PROBLEM TO WORK ON >> Find every line in the records below that holds the word "data" and copy it.

__________________________________________________

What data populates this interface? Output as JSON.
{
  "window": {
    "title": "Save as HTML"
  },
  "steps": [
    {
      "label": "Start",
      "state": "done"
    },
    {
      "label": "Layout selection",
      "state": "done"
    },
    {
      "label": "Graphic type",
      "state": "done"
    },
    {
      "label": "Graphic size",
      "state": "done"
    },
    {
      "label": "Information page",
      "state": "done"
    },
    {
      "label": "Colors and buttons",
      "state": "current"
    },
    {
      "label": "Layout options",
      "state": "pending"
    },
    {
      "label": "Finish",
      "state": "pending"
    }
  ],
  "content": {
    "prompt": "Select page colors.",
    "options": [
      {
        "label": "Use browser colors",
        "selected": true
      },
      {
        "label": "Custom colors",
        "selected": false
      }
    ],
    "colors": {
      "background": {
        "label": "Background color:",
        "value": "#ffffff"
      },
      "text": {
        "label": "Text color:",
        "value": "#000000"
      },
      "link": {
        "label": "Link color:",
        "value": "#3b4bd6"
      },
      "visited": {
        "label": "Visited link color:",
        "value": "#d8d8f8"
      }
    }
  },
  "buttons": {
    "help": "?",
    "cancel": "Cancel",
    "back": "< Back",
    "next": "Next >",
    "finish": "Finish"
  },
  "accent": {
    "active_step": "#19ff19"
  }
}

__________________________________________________

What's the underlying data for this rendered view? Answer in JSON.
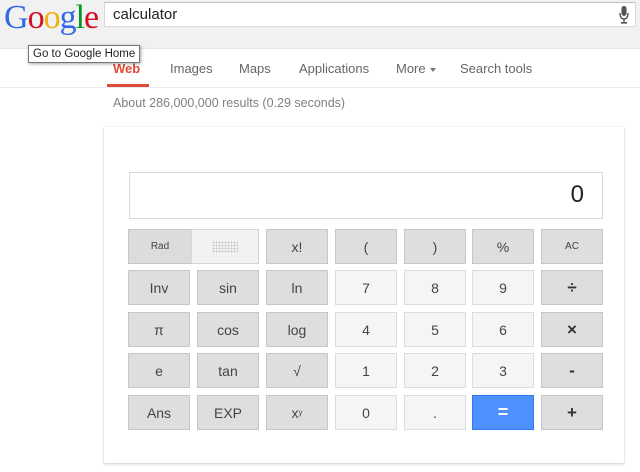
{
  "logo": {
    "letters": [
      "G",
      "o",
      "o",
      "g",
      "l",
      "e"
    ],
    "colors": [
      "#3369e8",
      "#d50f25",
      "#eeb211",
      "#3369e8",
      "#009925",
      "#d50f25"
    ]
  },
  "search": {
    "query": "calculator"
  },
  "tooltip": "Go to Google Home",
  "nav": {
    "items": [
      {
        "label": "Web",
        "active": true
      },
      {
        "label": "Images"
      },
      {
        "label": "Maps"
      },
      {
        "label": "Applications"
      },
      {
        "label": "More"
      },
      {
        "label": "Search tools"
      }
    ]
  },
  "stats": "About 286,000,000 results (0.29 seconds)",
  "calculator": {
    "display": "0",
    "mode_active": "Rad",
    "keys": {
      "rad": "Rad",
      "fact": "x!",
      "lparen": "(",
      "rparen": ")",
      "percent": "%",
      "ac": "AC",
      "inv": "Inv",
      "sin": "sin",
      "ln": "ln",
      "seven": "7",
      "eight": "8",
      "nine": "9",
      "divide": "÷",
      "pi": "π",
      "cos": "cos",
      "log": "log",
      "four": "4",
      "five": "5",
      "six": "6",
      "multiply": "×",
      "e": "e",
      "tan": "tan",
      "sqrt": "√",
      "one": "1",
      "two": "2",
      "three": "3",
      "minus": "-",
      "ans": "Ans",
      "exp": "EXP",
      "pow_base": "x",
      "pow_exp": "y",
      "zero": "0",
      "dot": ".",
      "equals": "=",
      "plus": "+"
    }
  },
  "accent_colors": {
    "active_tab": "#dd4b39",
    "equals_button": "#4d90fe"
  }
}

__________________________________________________

ANSWER TO THE EXERCISE >>
What data populates this interface? Output as JSON.
What's the underlying data for this rendered view? Answer in JSON.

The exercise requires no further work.